The good news is that in about a week, my feet will be conditioned for all of this, and in 3 months I will finally be used to it. And then....I will put on my socks and return to the land of cotton candy streets.

06 July 2010

Fast-forward 10 days...

I know that I should really finish the story about Tue-Wednesday. I mean, it IS a really good story. But let's just summarize to say that I was glad that my flight in Chicago was delayed (because it looked like I wasn't going to make it due to long, slow customs lines (oh yeah, and forgetting my third bag in the baggage claim area)) but then I WASN'T glad that it got further delayed for 4 more hours--including several sitting on the runway (I mean, how do you NOT know that there are two seats broken? And how do you NOT have a better/more efficient system for picking the unlucky winner to get off the plane? I would have picked the screaming baby and his mom (I mean, he was the only one who REALLY didn't want to be on the plane...), but that is probably heartless and the words of a weary, sleep-deprived traveller.) But all is well that ends well, and I would say that a meal of Chipotle and crab rangoons and going to bed at 9 pm is a pretty good ending.

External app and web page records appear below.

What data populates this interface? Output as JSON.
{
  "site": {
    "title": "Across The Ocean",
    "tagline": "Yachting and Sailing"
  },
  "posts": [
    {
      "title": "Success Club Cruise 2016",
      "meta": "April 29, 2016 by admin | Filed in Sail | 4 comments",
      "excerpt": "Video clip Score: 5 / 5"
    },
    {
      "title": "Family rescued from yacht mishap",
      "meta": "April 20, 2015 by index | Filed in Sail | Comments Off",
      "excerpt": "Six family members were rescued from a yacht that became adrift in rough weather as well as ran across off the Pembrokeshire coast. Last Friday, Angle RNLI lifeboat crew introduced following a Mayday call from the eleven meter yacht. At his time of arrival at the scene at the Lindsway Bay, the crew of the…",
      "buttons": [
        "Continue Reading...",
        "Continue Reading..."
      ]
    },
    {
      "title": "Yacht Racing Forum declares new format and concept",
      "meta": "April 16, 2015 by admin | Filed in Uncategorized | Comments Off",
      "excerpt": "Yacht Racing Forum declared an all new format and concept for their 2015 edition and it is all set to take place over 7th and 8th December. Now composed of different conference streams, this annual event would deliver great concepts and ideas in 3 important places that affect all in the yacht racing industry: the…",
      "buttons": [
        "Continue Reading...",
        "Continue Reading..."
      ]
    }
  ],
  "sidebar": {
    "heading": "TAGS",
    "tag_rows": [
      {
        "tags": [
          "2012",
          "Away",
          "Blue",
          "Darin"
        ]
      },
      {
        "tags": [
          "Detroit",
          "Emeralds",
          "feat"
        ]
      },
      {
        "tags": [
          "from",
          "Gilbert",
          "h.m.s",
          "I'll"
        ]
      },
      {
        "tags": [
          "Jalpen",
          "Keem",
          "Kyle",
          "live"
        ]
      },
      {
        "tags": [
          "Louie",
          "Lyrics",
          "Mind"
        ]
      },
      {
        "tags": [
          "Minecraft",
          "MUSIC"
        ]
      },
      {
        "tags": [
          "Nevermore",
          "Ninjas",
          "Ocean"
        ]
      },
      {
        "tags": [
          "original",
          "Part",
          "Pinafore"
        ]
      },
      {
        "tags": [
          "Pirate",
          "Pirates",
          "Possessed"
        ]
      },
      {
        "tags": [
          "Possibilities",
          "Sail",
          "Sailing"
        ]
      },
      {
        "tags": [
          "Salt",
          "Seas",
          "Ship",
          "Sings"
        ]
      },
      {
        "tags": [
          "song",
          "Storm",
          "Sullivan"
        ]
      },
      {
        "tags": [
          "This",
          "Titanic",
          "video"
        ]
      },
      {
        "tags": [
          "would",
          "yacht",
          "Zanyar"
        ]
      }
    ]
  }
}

And then the next 10(ish) days were a lovely blur--a whistle-stop tour of family and friends. I was surprised at how much I felt like I had never left. And I have to say that it was an incredibly reassuring feeling. After a year of feeling very far away, it was so comforting to find that the people I love are just as lovely (or loveable...or whatever.).

And now, I am in a new city, with a new job. Unfortunately, due to the fact that I am getting paid to sit around and read and write now, there will be some (of the more entertaining parts of my life) that will not be eligible for blogging (big tear). BUT...the good news is that I am still just as incompetent and ridiculous as ever, so I will keep things interesting without workplace commentary.

My only mode of transportation is the city bus, which is actually surprisingly convenient; it picks me up from 200 yards from my house and drops me off the same distance from work. Well...or it is supposed to. Today, I got antsy and got off 7 blocks before I was supposed to. So, by the time I got to work in the mid-90s mid-morning weather I was sweaty and blistered (my feet are not in heel-condition...yet.) Clearly, this midwestern girl still has quite a few things to learn about public transportation. So far I have been surprised that...

1. The buses are pleasantly air-conditioned. I don't know why I thought that they would be green-houses on wheels, but I was sure that they were going to be a sweaty mosh-pit of an experience. (Not like the overall effect was different after my walk...)

2. The bus drivers are EXTREMELY helpful and smart about getting around the city. I haven't taken advantage of this yet (clearly, by my described issues), but they even wake up sleeping passengers when it is there turn to get off (No, they aren't the friendliest alarm-clock, but they are efficient.) And I didn't expect them to be UN-helpful, but...well, I have been in England for crying out loud. That kind of stuff just doesn't happen. God Bless America.

3. People (well, one person) believe that if you are talking on your cell phone and just cover your mouth with your hand, that makes it less loud/distracting. (If you are wondering, it doesn't. It just makes you look ridiculous.) And I know what you are thinking. You are thinking, Lindsay, that woman just doesn't want you to read her lips (which I CAN do, so this is a good thought on your part. Well done.) HOWEVER, the woman is speaking Chinese (?! for the whole 40 minutes home!), and I can't read lips right to left, so she has nothing to worry about. (Ok, that was a joke...and a bad one. Sorry.)